__GIVEN RECORDS__
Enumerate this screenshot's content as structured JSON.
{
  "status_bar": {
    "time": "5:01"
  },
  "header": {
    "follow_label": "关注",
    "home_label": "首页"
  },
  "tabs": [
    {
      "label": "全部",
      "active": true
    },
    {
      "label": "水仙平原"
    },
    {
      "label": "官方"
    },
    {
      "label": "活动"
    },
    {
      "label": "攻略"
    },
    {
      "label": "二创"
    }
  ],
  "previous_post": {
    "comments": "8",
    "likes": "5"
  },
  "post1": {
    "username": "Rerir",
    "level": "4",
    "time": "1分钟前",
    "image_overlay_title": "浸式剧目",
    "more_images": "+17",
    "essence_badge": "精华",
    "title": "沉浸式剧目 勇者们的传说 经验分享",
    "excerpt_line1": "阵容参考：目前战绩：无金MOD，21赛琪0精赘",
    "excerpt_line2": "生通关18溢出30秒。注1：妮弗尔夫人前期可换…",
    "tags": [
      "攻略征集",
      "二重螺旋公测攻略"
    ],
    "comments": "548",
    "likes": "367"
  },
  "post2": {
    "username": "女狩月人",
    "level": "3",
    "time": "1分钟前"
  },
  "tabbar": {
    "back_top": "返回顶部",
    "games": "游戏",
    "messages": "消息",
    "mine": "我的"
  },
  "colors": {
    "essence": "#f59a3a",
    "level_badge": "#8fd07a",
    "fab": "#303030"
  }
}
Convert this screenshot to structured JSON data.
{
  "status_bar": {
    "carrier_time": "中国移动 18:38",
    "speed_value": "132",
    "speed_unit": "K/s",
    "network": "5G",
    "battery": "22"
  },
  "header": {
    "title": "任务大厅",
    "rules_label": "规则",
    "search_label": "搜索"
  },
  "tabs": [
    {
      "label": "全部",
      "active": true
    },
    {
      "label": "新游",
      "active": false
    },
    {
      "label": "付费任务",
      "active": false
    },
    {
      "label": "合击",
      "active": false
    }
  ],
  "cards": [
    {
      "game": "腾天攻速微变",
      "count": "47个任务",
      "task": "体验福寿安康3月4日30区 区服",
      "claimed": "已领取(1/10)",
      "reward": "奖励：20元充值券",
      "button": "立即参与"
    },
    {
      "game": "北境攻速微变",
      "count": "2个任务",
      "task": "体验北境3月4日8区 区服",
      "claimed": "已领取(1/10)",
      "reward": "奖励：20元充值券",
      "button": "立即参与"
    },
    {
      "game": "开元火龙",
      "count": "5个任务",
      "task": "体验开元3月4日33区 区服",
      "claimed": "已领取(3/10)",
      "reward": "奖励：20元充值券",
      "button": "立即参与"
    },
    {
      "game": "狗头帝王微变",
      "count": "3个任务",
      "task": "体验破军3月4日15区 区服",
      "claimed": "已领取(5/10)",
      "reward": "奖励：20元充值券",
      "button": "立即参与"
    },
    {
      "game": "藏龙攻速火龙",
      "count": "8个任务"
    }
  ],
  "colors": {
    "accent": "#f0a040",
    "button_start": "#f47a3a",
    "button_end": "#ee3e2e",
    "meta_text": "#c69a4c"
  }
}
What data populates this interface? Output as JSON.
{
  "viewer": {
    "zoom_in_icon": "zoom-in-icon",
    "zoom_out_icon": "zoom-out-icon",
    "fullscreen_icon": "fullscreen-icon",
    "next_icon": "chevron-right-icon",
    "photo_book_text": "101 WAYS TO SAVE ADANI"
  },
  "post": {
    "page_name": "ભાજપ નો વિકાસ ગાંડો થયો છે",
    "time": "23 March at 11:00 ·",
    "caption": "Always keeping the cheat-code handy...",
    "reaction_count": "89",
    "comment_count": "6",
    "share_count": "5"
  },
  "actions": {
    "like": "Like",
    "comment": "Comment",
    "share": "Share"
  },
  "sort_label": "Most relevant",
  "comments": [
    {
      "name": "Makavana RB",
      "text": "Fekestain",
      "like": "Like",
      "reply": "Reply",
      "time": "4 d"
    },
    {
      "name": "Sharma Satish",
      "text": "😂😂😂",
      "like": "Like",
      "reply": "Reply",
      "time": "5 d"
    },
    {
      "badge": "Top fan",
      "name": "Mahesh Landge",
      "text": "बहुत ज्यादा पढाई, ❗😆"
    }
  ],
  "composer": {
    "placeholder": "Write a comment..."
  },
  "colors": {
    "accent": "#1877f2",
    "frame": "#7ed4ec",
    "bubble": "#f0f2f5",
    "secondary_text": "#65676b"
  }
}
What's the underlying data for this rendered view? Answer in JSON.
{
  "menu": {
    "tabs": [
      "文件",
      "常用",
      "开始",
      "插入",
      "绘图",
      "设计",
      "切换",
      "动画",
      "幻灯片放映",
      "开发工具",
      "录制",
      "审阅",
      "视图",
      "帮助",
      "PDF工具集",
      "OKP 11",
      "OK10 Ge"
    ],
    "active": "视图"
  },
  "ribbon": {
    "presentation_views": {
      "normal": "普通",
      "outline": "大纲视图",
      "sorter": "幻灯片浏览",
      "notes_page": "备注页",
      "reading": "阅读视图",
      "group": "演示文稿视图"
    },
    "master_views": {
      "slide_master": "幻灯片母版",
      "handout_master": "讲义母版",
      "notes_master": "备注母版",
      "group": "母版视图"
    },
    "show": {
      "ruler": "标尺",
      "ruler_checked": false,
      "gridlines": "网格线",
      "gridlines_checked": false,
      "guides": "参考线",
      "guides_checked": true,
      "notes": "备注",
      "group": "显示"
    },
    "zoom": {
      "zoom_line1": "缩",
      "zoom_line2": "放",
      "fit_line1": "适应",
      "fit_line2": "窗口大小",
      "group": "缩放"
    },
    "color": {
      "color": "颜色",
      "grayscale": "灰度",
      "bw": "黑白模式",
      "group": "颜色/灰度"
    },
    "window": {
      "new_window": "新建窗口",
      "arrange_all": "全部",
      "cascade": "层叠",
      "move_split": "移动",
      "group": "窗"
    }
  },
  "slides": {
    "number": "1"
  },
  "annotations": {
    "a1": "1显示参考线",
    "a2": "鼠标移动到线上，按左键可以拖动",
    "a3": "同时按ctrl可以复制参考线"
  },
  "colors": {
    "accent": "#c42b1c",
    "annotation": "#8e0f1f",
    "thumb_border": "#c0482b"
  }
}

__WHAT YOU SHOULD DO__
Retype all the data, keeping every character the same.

__EXERCISE SOLUTION__
Enumerate this screenshot's content as structured JSON.
{
  "status_bar": {
    "time": "5:01"
  },
  "header": {
    "follow_label": "关注",
    "home_label": "首页"
  },
  "tabs": [
    {
      "label": "全部",
      "active": true
    },
    {
      "label": "水仙平原"
    },
    {
      "label": "官方"
    },
    {
      "label": "活动"
    },
    {
      "label": "攻略"
    },
    {
      "label": "二创"
    }
  ],
  "previous_post": {
    "comments": "8",
    "likes": "5"
  },
  "post1": {
    "username": "Rerir",
    "level": "4",
    "time": "1分钟前",
    "image_overlay_title": "浸式剧目",
    "more_images": "+17",
    "essence_badge": "精华",
    "title": "沉浸式剧目 勇者们的传说 经验分享",
    "excerpt_line1": "阵容参考：目前战绩：无金MOD，21赛琪0精赘",
    "excerpt_line2": "生通关18溢出30秒。注1：妮弗尔夫人前期可换…",
    "tags": [
      "攻略征集",
      "二重螺旋公测攻略"
    ],
    "comments": "548",
    "likes": "367"
  },
  "post2": {
    "username": "女狩月人",
    "level": "3",
    "time": "1分钟前"
  },
  "tabbar": {
    "back_top": "返回顶部",
    "games": "游戏",
    "messages": "消息",
    "mine": "我的"
  },
  "colors": {
    "essence": "#f59a3a",
    "level_badge": "#8fd07a",
    "fab": "#303030"
  }
}
Convert this screenshot to structured JSON data.
{
  "status_bar": {
    "carrier_time": "中国移动 18:38",
    "speed_value": "132",
    "speed_unit": "K/s",
    "network": "5G",
    "battery": "22"
  },
  "header": {
    "title": "任务大厅",
    "rules_label": "规则",
    "search_label": "搜索"
  },
  "tabs": [
    {
      "label": "全部",
      "active": true
    },
    {
      "label": "新游",
      "active": false
    },
    {
      "label": "付费任务",
      "active": false
    },
    {
      "label": "合击",
      "active": false
    }
  ],
  "cards": [
    {
      "game": "腾天攻速微变",
      "count": "47个任务",
      "task": "体验福寿安康3月4日30区 区服",
      "claimed": "已领取(1/10)",
      "reward": "奖励：20元充值券",
      "button": "立即参与"
    },
    {
      "game": "北境攻速微变",
      "count": "2个任务",
      "task": "体验北境3月4日8区 区服",
      "claimed": "已领取(1/10)",
      "reward": "奖励：20元充值券",
      "button": "立即参与"
    },
    {
      "game": "开元火龙",
      "count": "5个任务",
      "task": "体验开元3月4日33区 区服",
      "claimed": "已领取(3/10)",
      "reward": "奖励：20元充值券",
      "button": "立即参与"
    },
    {
      "game": "狗头帝王微变",
      "count": "3个任务",
      "task": "体验破军3月4日15区 区服",
      "claimed": "已领取(5/10)",
      "reward": "奖励：20元充值券",
      "button": "立即参与"
    },
    {
      "game": "藏龙攻速火龙",
      "count": "8个任务"
    }
  ],
  "colors": {
    "accent": "#f0a040",
    "button_start": "#f47a3a",
    "button_end": "#ee3e2e",
    "meta_text": "#c69a4c"
  }
}
What data populates this interface? Output as JSON.
{
  "viewer": {
    "zoom_in_icon": "zoom-in-icon",
    "zoom_out_icon": "zoom-out-icon",
    "fullscreen_icon": "fullscreen-icon",
    "next_icon": "chevron-right-icon",
    "photo_book_text": "101 WAYS TO SAVE ADANI"
  },
  "post": {
    "page_name": "ભાજપ નો વિકાસ ગાંડો થયો છે",
    "time": "23 March at 11:00 ·",
    "caption": "Always keeping the cheat-code handy...",
    "reaction_count": "89",
    "comment_count": "6",
    "share_count": "5"
  },
  "actions": {
    "like": "Like",
    "comment": "Comment",
    "share": "Share"
  },
  "sort_label": "Most relevant",
  "comments": [
    {
      "name": "Makavana RB",
      "text": "Fekestain",
      "like": "Like",
      "reply": "Reply",
      "time": "4 d"
    },
    {
      "name": "Sharma Satish",
      "text": "😂😂😂",
      "like": "Like",
      "reply": "Reply",
      "time": "5 d"
    },
    {
      "badge": "Top fan",
      "name": "Mahesh Landge",
      "text": "बहुत ज्यादा पढाई, ❗😆"
    }
  ],
  "composer": {
    "placeholder": "Write a comment..."
  },
  "colors": {
    "accent": "#1877f2",
    "frame": "#7ed4ec",
    "bubble": "#f0f2f5",
    "secondary_text": "#65676b"
  }
}
What's the underlying data for this rendered view? Answer in JSON.
{
  "menu": {
    "tabs": [
      "文件",
      "常用",
      "开始",
      "插入",
      "绘图",
      "设计",
      "切换",
      "动画",
      "幻灯片放映",
      "开发工具",
      "录制",
      "审阅",
      "视图",
      "帮助",
      "PDF工具集",
      "OKP 11",
      "OK10 Ge"
    ],
    "active": "视图"
  },
  "ribbon": {
    "presentation_views": {
      "normal": "普通",
      "outline": "大纲视图",
      "sorter": "幻灯片浏览",
      "notes_page": "备注页",
      "reading": "阅读视图",
      "group": "演示文稿视图"
    },
    "master_views": {
      "slide_master": "幻灯片母版",
      "handout_master": "讲义母版",
      "notes_master": "备注母版",
      "group": "母版视图"
    },
    "show": {
      "ruler": "标尺",
      "ruler_checked": false,
      "gridlines": "网格线",
      "gridlines_checked": false,
      "guides": "参考线",
      "guides_checked": true,
      "notes": "备注",
      "group": "显示"
    },
    "zoom": {
      "zoom_line1": "缩",
      "zoom_line2": "放",
      "fit_line1": "适应",
      "fit_line2": "窗口大小",
      "group": "缩放"
    },
    "color": {
      "color": "颜色",
      "grayscale": "灰度",
      "bw": "黑白模式",
      "group": "颜色/灰度"
    },
    "window": {
      "new_window": "新建窗口",
      "arrange_all": "全部",
      "cascade": "层叠",
      "move_split": "移动",
      "group": "窗"
    }
  },
  "slides": {
    "number": "1"
  },
  "annotations": {
    "a1": "1显示参考线",
    "a2": "鼠标移动到线上，按左键可以拖动",
    "a3": "同时按ctrl可以复制参考线"
  },
  "colors": {
    "accent": "#c42b1c",
    "annotation": "#8e0f1f",
    "thumb_border": "#c0482b"
  }
}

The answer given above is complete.